§ INSTRUCTIONS TO FOLLOW:
Locate and copy each line in the data that contains the word "vehicle".

BEGIN

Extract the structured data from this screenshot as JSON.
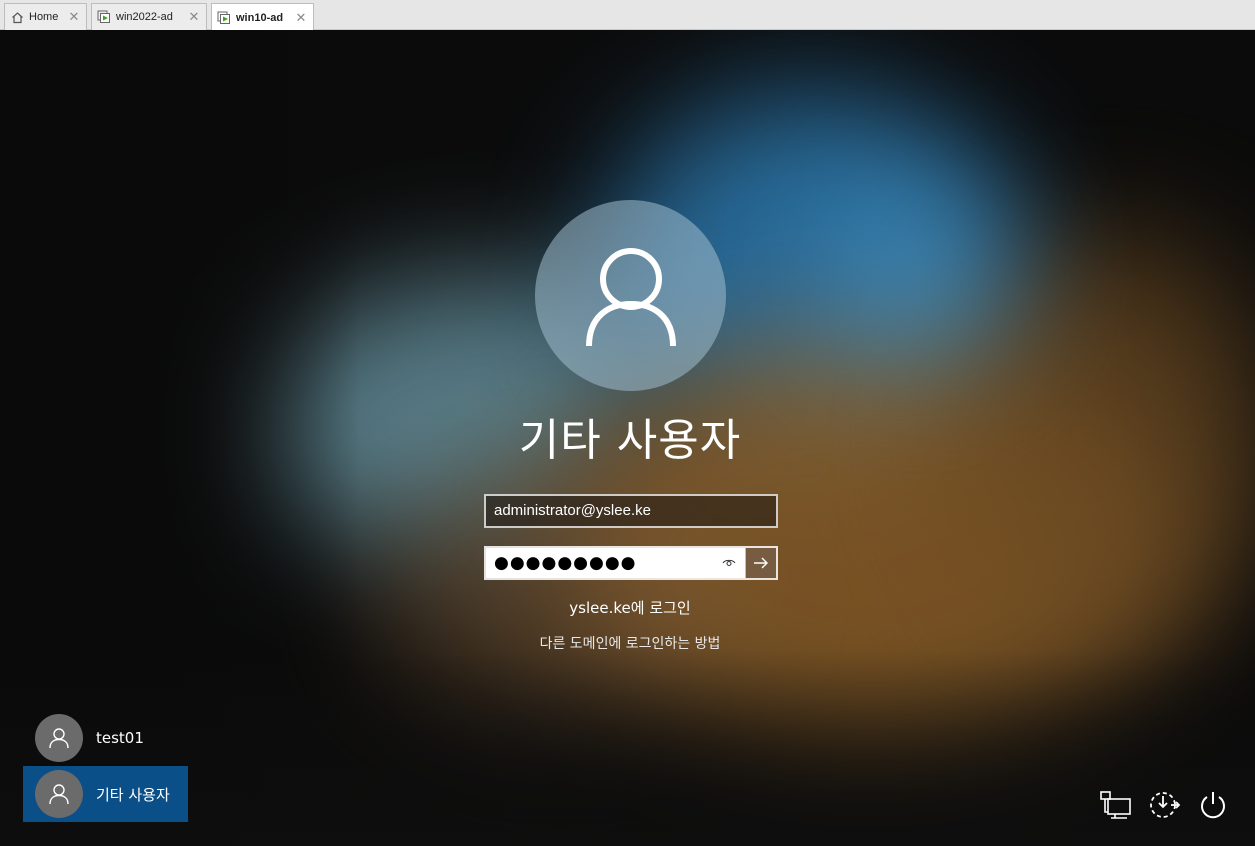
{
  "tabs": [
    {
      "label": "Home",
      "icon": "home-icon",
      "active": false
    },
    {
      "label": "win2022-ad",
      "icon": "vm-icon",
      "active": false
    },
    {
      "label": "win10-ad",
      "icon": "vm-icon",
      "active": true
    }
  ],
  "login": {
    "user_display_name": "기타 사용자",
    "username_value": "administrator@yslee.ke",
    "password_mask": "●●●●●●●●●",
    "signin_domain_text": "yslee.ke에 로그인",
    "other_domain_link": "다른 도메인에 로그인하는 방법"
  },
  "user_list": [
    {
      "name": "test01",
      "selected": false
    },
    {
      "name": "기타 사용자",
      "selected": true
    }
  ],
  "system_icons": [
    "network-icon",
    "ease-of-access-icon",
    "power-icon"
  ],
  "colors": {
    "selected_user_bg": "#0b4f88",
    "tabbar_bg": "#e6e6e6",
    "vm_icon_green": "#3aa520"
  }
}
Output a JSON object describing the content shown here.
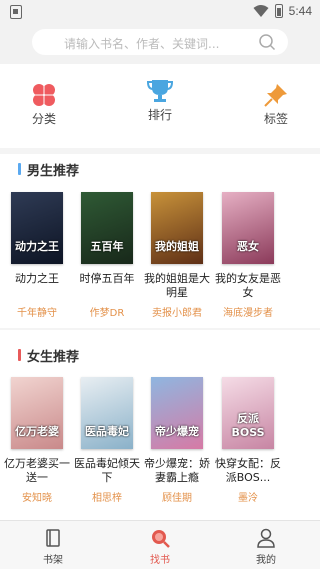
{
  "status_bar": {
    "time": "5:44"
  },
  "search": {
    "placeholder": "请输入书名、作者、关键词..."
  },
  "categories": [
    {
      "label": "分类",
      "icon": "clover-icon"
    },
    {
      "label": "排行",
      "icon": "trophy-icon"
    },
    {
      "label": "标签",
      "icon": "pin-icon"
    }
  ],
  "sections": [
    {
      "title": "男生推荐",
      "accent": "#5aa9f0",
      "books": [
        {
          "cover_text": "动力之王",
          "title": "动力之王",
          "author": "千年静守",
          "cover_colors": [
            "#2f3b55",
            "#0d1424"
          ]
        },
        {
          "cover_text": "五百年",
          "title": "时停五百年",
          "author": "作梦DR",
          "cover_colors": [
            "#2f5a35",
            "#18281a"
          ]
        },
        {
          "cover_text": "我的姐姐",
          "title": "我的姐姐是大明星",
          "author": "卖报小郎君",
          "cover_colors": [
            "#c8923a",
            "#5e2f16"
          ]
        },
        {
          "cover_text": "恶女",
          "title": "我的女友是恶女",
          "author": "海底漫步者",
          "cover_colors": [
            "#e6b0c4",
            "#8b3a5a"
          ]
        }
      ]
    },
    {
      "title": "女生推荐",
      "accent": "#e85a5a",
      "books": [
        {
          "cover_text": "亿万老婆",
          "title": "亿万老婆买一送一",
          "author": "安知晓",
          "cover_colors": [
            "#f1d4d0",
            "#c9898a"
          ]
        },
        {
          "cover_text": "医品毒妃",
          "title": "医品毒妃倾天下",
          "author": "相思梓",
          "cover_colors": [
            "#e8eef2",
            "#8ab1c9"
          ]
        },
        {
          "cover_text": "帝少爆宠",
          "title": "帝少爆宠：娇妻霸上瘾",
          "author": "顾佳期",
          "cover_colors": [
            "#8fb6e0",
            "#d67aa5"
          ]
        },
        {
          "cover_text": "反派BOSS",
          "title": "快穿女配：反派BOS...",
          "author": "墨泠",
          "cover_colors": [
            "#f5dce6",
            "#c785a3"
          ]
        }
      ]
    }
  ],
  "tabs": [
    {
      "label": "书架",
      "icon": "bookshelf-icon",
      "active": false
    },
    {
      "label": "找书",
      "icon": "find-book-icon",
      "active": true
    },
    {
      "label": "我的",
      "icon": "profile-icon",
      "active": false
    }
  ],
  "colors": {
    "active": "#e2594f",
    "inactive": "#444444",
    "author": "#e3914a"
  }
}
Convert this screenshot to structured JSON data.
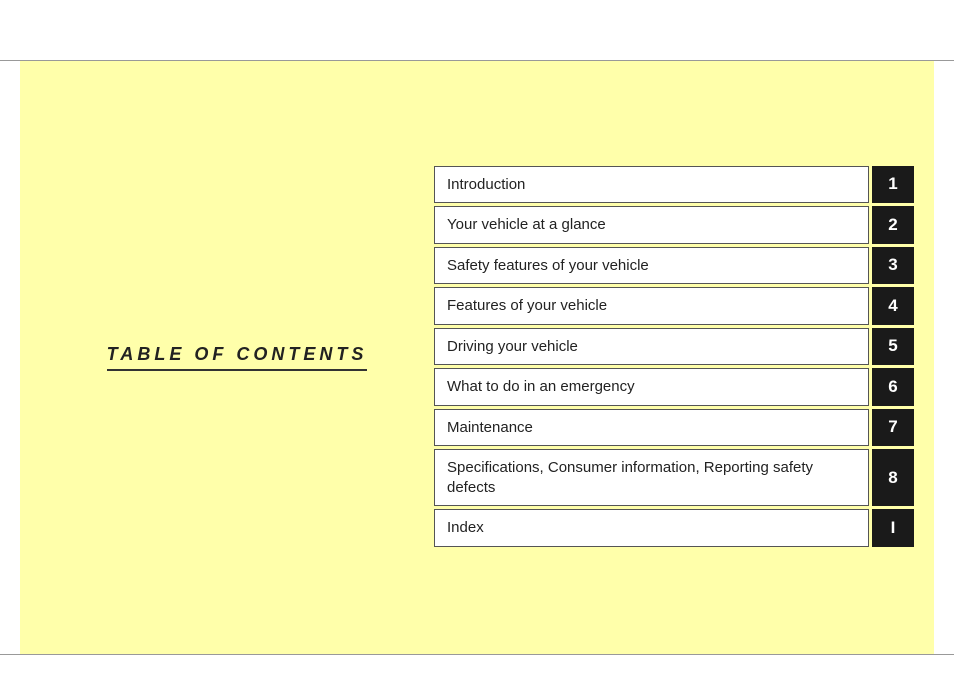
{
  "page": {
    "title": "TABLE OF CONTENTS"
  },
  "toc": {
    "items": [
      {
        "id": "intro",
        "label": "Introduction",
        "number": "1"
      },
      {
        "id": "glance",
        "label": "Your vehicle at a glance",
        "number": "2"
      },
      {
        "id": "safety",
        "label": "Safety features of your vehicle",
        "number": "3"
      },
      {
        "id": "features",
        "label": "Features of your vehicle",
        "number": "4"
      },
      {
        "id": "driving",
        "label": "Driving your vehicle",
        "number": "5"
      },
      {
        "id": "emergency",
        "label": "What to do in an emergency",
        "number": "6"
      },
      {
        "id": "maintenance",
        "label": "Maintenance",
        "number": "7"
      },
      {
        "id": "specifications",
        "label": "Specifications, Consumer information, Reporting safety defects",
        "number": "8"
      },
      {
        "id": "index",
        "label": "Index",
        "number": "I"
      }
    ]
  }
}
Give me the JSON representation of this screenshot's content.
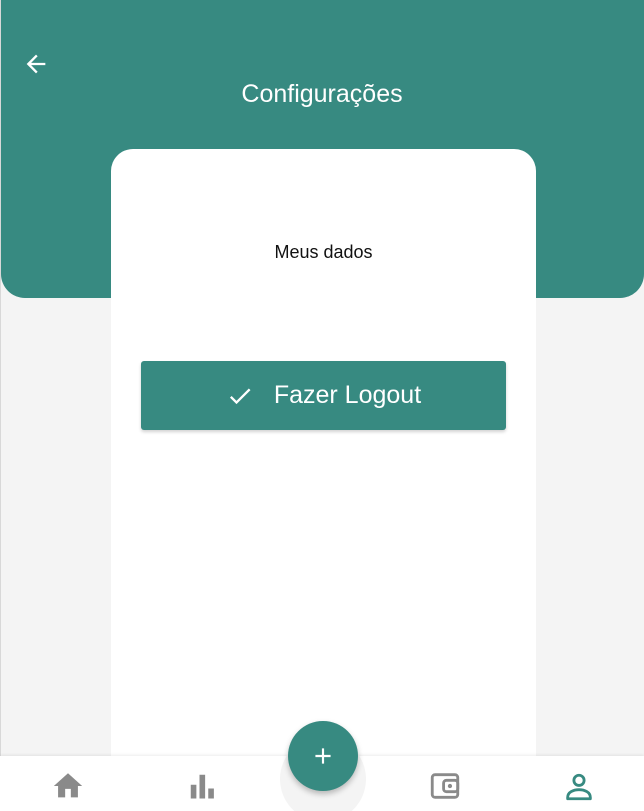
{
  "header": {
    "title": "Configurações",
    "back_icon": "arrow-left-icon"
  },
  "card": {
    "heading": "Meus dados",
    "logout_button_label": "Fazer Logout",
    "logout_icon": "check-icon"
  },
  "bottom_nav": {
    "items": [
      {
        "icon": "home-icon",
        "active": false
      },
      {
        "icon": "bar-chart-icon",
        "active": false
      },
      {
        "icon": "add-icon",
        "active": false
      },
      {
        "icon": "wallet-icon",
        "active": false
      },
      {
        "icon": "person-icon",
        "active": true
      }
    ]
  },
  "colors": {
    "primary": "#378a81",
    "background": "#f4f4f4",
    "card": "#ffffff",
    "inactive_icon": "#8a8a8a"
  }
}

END
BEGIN

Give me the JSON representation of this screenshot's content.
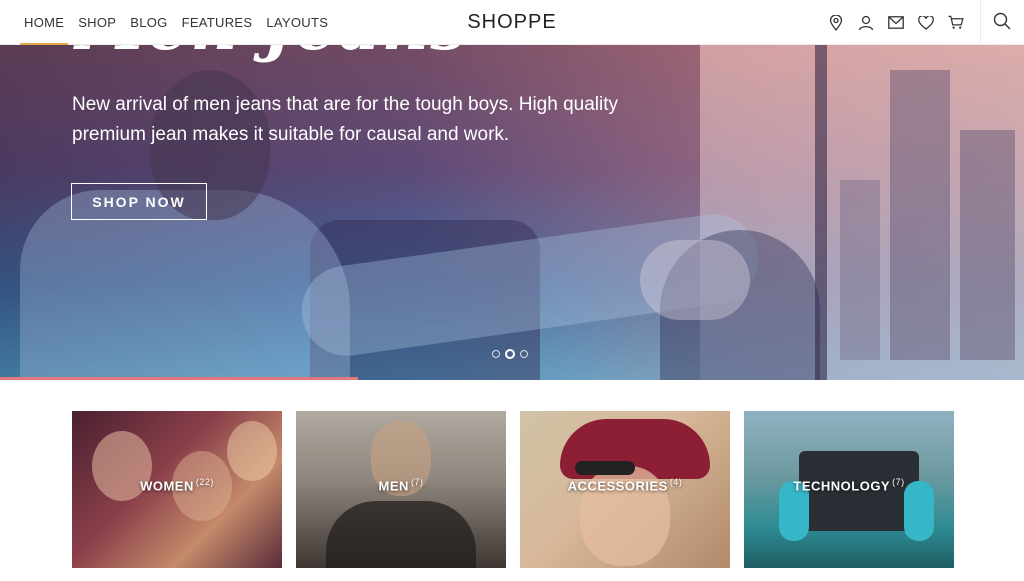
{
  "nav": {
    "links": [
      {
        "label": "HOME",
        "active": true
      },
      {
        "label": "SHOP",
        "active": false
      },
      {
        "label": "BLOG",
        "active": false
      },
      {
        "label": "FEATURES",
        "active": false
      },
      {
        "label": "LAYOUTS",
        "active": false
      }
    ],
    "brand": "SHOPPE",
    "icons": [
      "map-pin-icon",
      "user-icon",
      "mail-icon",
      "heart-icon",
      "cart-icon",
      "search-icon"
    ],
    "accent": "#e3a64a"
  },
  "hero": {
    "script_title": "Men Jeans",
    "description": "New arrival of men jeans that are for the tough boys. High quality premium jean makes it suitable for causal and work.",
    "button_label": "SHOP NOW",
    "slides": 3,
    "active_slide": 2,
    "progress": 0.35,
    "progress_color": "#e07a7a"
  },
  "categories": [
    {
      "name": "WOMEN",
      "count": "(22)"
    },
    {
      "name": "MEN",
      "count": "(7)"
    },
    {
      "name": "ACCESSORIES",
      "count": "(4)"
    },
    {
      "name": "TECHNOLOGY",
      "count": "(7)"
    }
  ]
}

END
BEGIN

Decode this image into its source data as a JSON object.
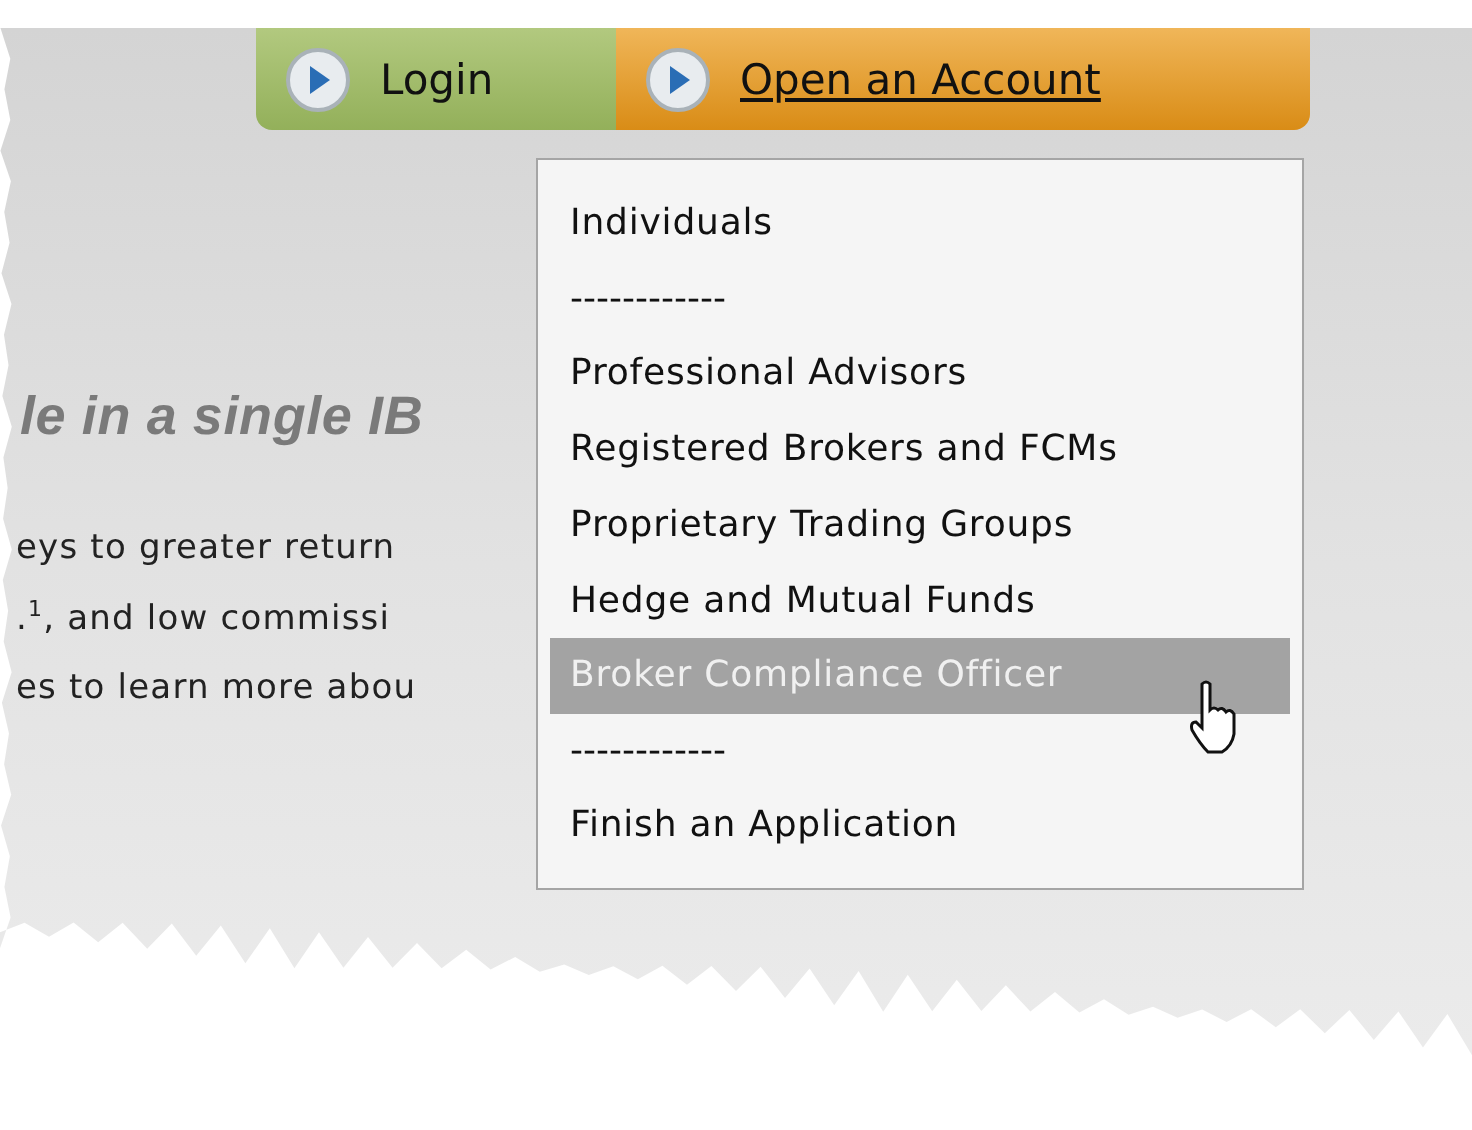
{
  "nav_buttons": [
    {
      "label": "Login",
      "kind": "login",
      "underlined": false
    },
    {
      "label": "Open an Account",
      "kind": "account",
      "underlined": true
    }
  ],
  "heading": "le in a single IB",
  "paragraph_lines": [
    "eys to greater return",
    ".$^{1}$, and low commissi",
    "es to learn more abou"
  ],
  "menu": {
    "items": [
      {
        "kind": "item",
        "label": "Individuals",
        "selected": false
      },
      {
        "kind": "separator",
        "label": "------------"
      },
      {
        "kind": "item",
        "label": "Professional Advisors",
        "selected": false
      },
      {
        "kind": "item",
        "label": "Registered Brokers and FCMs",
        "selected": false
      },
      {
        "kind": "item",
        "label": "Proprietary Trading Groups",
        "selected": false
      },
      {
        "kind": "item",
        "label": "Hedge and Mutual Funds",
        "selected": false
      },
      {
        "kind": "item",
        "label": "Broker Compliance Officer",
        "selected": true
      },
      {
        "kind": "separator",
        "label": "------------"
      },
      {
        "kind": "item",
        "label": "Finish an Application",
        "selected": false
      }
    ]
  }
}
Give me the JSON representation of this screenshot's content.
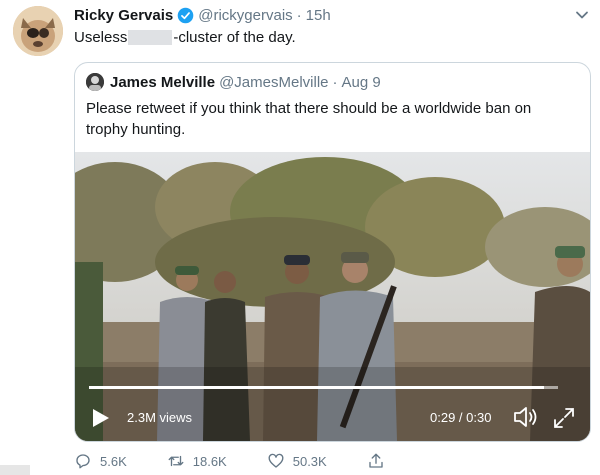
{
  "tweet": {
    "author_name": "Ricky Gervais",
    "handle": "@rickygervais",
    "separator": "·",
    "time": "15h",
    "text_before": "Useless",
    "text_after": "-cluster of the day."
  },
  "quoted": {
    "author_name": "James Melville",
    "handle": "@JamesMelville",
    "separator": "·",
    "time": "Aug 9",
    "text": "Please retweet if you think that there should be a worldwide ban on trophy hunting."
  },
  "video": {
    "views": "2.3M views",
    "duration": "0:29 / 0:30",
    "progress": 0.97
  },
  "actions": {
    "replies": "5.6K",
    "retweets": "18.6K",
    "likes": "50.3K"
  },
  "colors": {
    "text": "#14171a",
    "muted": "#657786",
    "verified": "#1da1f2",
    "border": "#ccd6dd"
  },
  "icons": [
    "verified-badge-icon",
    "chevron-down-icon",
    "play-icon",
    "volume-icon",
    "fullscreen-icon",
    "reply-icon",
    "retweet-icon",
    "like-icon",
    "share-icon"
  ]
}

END

§ RESPONSE:
        "label": "Your vehicle at a glance",
        "label": "Safety features of your vehicle",
        "label": "Features of your vehicle",
        "label": "Driving your vehicle",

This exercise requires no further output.